Briefly, ELK includes:
- Elasticsearch: a highly scalable full-text search and analytics engine.
- Logstash: a data collecting, parsing, filtering, pre-processing, and mapping engine with real-time pipelining capabilities.
- Kibana: a analytics and visualization web interface designed to work with Elasticsearch for searching and viewing logs from Elasticsearch.
- X-Pack: an Elastic Stack extention that bundles security, alerting, monitoring, reportnig, and graph capabilities into one easy-to-install package.
All three of ELK are open source. For X-Pack, you could have a 30-day trial. Alternatively, you could also use Nginx for proxy.
The data which are used for demonstrating the ELK Stack is from Twitter. Beside of ELK Stack, I will also install X-Pack since most of the companies need ELK but do not want their data/pivacy to be exposed outside.
In this setup, I will not install the software using sudo apt-get install on my Ubuntu. Instead, I will just download the binary files and run it in the command line. I would like to have the full control of it and also for the purpose that, if you are going to setup ELK Stack on a Acceptance/Production server, which requires high level of security, stability and reliability, you probably would like to do it in my way. At least you know exactly what you have done in case you screw it up, and you are able to scroll it back.
Before all, you have to check the Java version on your machine:
It is required and recommended by Elastic here that:
“Elasticsearch is built using Java, and requires at least Java 8 in order to run. Only Oracle’s Java and the OpenJDK are supported. The same JVM version should be used on all Elasticsearch nodes and clients. We recommend installing Java version 1.8.0_73 or later. Elasticsearch will refuse to start if a known-bad version of Java is used.”

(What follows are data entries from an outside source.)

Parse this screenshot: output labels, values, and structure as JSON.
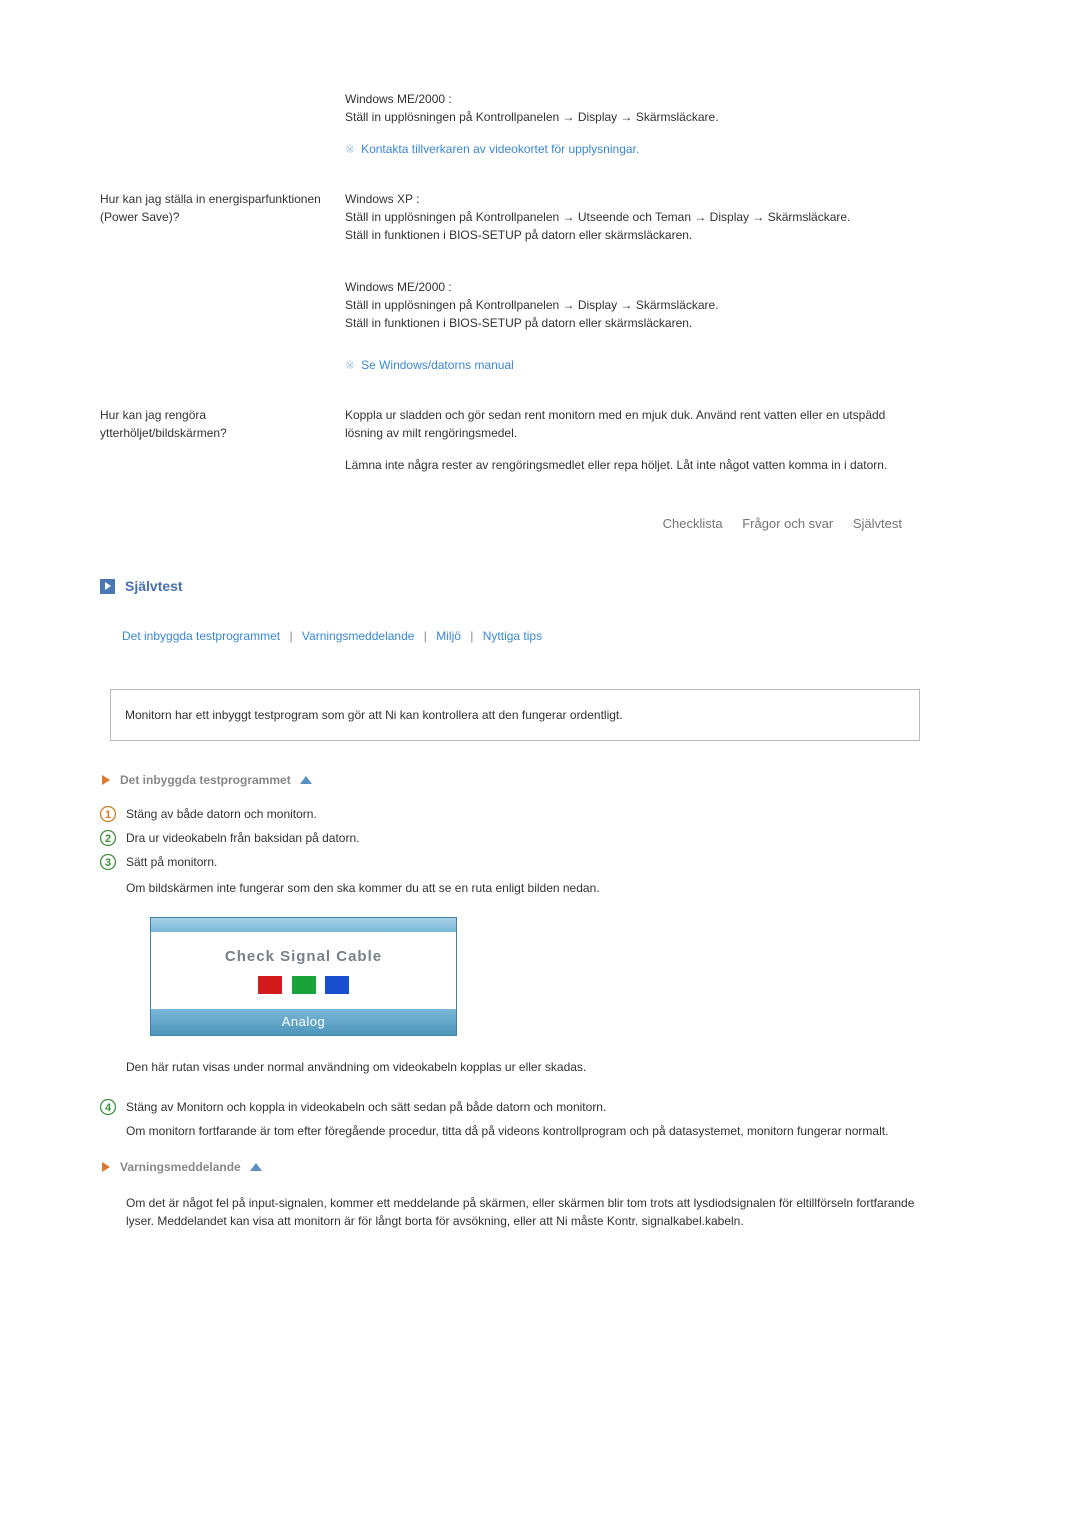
{
  "faq": {
    "q_power": "Hur kan jag ställa in energisparfunktionen (Power Save)?",
    "a_me_top_1": "Windows ME/2000 :",
    "a_me_top_2": "Ställ in upplösningen på Kontrollpanelen → Display → Skärmsläckare.",
    "note_video": "Kontakta tillverkaren av videokortet för upplysningar.",
    "a_xp_1": "Windows XP :",
    "a_xp_2": "Ställ in upplösningen på Kontrollpanelen → Utseende och Teman → Display → Skärmsläckare.",
    "a_xp_3": "Ställ in funktionen i BIOS-SETUP på datorn eller skärmsläckaren.",
    "a_me_1": "Windows ME/2000 :",
    "a_me_2": "Ställ in upplösningen på Kontrollpanelen → Display → Skärmsläckare.",
    "a_me_3": "Ställ in funktionen i BIOS-SETUP på datorn eller skärmsläckaren.",
    "note_manual": "Se Windows/datorns manual",
    "q_clean": "Hur kan jag rengöra ytterhöljet/bildskärmen?",
    "a_clean_1": "Koppla ur sladden och gör sedan rent monitorn med en mjuk duk. Använd rent vatten eller en utspädd lösning av milt rengöringsmedel.",
    "a_clean_2": "Lämna inte några rester av rengöringsmedlet eller repa höljet. Låt inte något vatten komma in i datorn."
  },
  "nav": {
    "item1": "Checklista",
    "item2": "Frågor och svar",
    "item3": "Självtest"
  },
  "section": {
    "selftest": "Självtest",
    "link1": "Det inbyggda testprogrammet",
    "link2": "Varningsmeddelande",
    "link3": "Miljö",
    "link4": "Nyttiga tips",
    "box_text": "Monitorn har ett inbyggt testprogram som gör att Ni kan kontrollera att den fungerar ordentligt.",
    "sub_builtin": "Det inbyggda testprogrammet",
    "step1": "Stäng av både datorn och monitorn.",
    "step2": "Dra ur videokabeln från baksidan på datorn.",
    "step3": "Sätt på monitorn.",
    "step3_para": "Om bildskärmen inte fungerar som den ska kommer du att se en ruta enligt bilden nedan.",
    "signal_title": "Check Signal Cable",
    "signal_mode": "Analog",
    "below_box": "Den här rutan visas under normal användning om videokabeln kopplas ur eller skadas.",
    "step4": "Stäng av Monitorn och koppla in videokabeln och sätt sedan på både datorn och monitorn.",
    "step4_para": "Om monitorn fortfarande är tom efter föregående procedur, titta då på videons kontrollprogram och på datasystemet, monitorn fungerar normalt.",
    "sub_warning": "Varningsmeddelande",
    "warning_text": "Om det är något fel på input-signalen, kommer ett meddelande på skärmen, eller skärmen blir tom trots att lysdiodsignalen för eltillförseln fortfarande lyser. Meddelandet kan visa att monitorn är för långt borta för avsökning, eller att Ni måste Kontr. signalkabel.kabeln."
  },
  "colors": {
    "red": "#d21c1c",
    "green": "#1aa338",
    "blue": "#1a4fd2"
  }
}
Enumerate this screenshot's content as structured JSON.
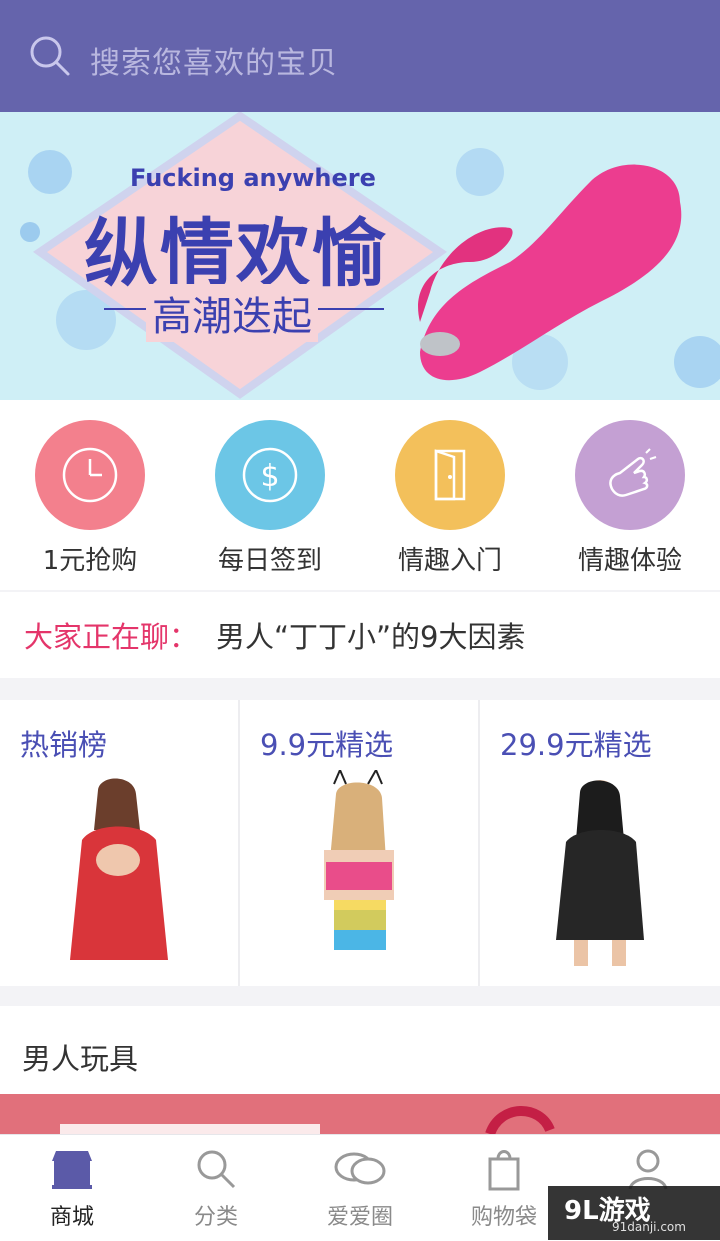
{
  "search": {
    "placeholder": "搜索您喜欢的宝贝"
  },
  "banner": {
    "eng_text": "Fucking anywhere",
    "headline": "纵情欢愉",
    "subline": "高潮迭起",
    "slide_count": 6,
    "active_slide": 3
  },
  "quick": [
    {
      "label": "1元抢购",
      "icon": "clock-icon",
      "color": "#f3808d"
    },
    {
      "label": "每日签到",
      "icon": "dollar-icon",
      "color": "#6cc6e6"
    },
    {
      "label": "情趣入门",
      "icon": "door-icon",
      "color": "#f3c05b"
    },
    {
      "label": "情趣体验",
      "icon": "finger-tap-icon",
      "color": "#c4a0d3"
    }
  ],
  "ticker": {
    "prefix": "大家正在聊：",
    "text": "男人“丁丁小”的9大因素"
  },
  "promo": [
    {
      "title": "热销榜"
    },
    {
      "title": "9.9元精选"
    },
    {
      "title": "29.9元精选"
    }
  ],
  "section": {
    "title": "男人玩具"
  },
  "tabbar": [
    {
      "label": "商城",
      "icon": "store-icon",
      "active": true
    },
    {
      "label": "分类",
      "icon": "search-icon",
      "active": false
    },
    {
      "label": "爱爱圈",
      "icon": "chat-bubbles-icon",
      "active": false
    },
    {
      "label": "购物袋",
      "icon": "shopping-bag-icon",
      "active": false
    },
    {
      "label": "",
      "icon": "user-icon",
      "active": false
    }
  ],
  "watermark": {
    "brand": "9L游戏",
    "site": "91danji.com"
  },
  "colors": {
    "header": "#6564ac",
    "accent": "#4a4fb4",
    "ticker_prefix": "#e4356a"
  }
}
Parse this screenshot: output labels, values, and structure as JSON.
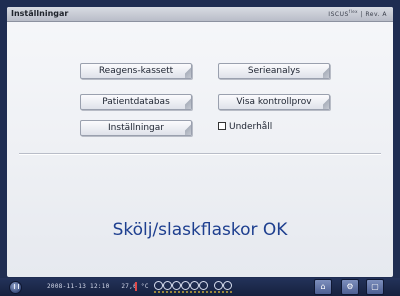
{
  "window": {
    "title": "Inställningar",
    "brand": "ISCUS",
    "brand_sup": "flex",
    "brand_rev": "| Rev. A"
  },
  "buttons": {
    "reagent_cassette": "Reagens-kassett",
    "serial_analysis": "Serieanalys",
    "patient_database": "Patientdatabas",
    "show_control_sample": "Visa kontrollprov",
    "settings": "Inställningar"
  },
  "maintenance": {
    "label": "Underhåll",
    "checked": false
  },
  "message": "Skölj/slaskflaskor OK",
  "taskbar": {
    "datetime": "2008-11-13 12:10",
    "temperature": "27,6 °C"
  },
  "colors": {
    "message": "#1e3f8f",
    "bezel": "#1f2d52",
    "thermometer": "#e04848"
  }
}
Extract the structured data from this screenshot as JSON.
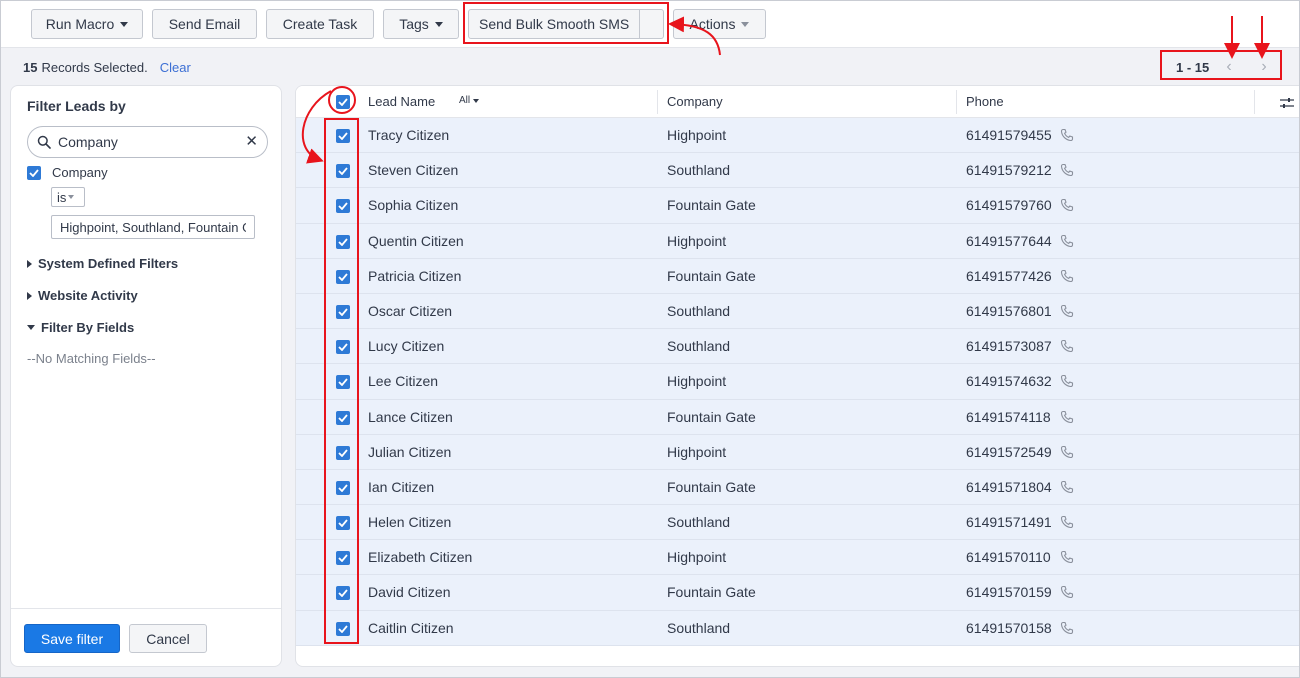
{
  "toolbar": {
    "run_macro": "Run Macro",
    "send_email": "Send Email",
    "create_task": "Create Task",
    "tags": "Tags",
    "send_bulk_sms": "Send Bulk Smooth SMS",
    "actions": "Actions"
  },
  "selection": {
    "count": "15",
    "label": "Records Selected.",
    "clear": "Clear"
  },
  "pager": {
    "range": "1 - 15",
    "prev_icon": "chevron-left-icon",
    "next_icon": "chevron-right-icon"
  },
  "sidebar": {
    "title": "Filter Leads by",
    "search_value": "Company",
    "filter_label": "Company",
    "operator": "is",
    "filter_value": "Highpoint, Southland, Fountain Gate",
    "sections": {
      "system": "System Defined Filters",
      "website": "Website Activity",
      "fields": "Filter By Fields"
    },
    "no_match": "--No Matching Fields--",
    "save": "Save filter",
    "cancel": "Cancel"
  },
  "table": {
    "headers": {
      "lead_name": "Lead Name",
      "all_filter": "All",
      "company": "Company",
      "phone": "Phone"
    },
    "rows": [
      {
        "name": "Tracy Citizen",
        "company": "Highpoint",
        "phone": "61491579455"
      },
      {
        "name": "Steven Citizen",
        "company": "Southland",
        "phone": "61491579212"
      },
      {
        "name": "Sophia Citizen",
        "company": "Fountain Gate",
        "phone": "61491579760"
      },
      {
        "name": "Quentin Citizen",
        "company": "Highpoint",
        "phone": "61491577644"
      },
      {
        "name": "Patricia Citizen",
        "company": "Fountain Gate",
        "phone": "61491577426"
      },
      {
        "name": "Oscar Citizen",
        "company": "Southland",
        "phone": "61491576801"
      },
      {
        "name": "Lucy Citizen",
        "company": "Southland",
        "phone": "61491573087"
      },
      {
        "name": "Lee Citizen",
        "company": "Highpoint",
        "phone": "61491574632"
      },
      {
        "name": "Lance Citizen",
        "company": "Fountain Gate",
        "phone": "61491574118"
      },
      {
        "name": "Julian Citizen",
        "company": "Highpoint",
        "phone": "61491572549"
      },
      {
        "name": "Ian Citizen",
        "company": "Fountain Gate",
        "phone": "61491571804"
      },
      {
        "name": "Helen Citizen",
        "company": "Southland",
        "phone": "61491571491"
      },
      {
        "name": "Elizabeth Citizen",
        "company": "Highpoint",
        "phone": "61491570110"
      },
      {
        "name": "David Citizen",
        "company": "Fountain Gate",
        "phone": "61491570159"
      },
      {
        "name": "Caitlin Citizen",
        "company": "Southland",
        "phone": "61491570158"
      }
    ]
  },
  "colors": {
    "accent": "#1a79e5",
    "checkbox": "#2e7ad6",
    "row_selected": "#ebf1fb",
    "annotation": "#e8141c"
  }
}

First of all, I made a directory ELK for all the binaries
THen, I had everything downloaded and untared.
After untar every package, and you will have the followings:
I also have the X-Pack package ready but I will set it up when the full ELK Stack is ready.
Now, if you go to the Elasticsearch directory, you will find:
It is very easy to fire up Elasticsearch:
NOW, we have a working Elasticsearch:
Giving ?pretty is used for getting a more strutured-printed reponse.
Instead of running in front, you could also run Elasticsearch as a daemon in the background like this:
By specifying -d , you put the program as daemon; by giving -p pid , the process ID is recorded in a file, so that you can do kill ‘cat pid’ in order to kill it.
It is also easy to start Kibana:
You can access Kibana in a browser by typing: http://localhost:5601.
Till now, we have not had any data yet. We could put some simple test data as following:
Since there is no date mapping, the index test-* cannot be time-based:
We can create a non-time-based index:
There are the fields:
Now, let’s get Logstash into play and get some real data:
Here’s how we can start Logstash:
THe parameter –config.reload.automatic is for automatically reloading conf file.
The configuration file first.conf is showing like:
The input plugin twitter specifies the data source you are using, with several parameters to setup related to your Twitter application info.
The filter plugins grok and geoip , repectively, are used to parse the twitter message and map the client ip address to a Geo location.
The output plugin elasticsearch gives Logstash the destination of the processed, filtered and mapped data, which, here, is to Elasticsearch.
Now, we have a logstash-* as time-based:
And we are getting data from twitter:
Here is one twitter data sample:
It can also be shown in JSON format:
Perfection is finally attained not when there is no longer more to add, but when there is no longer anything to take away.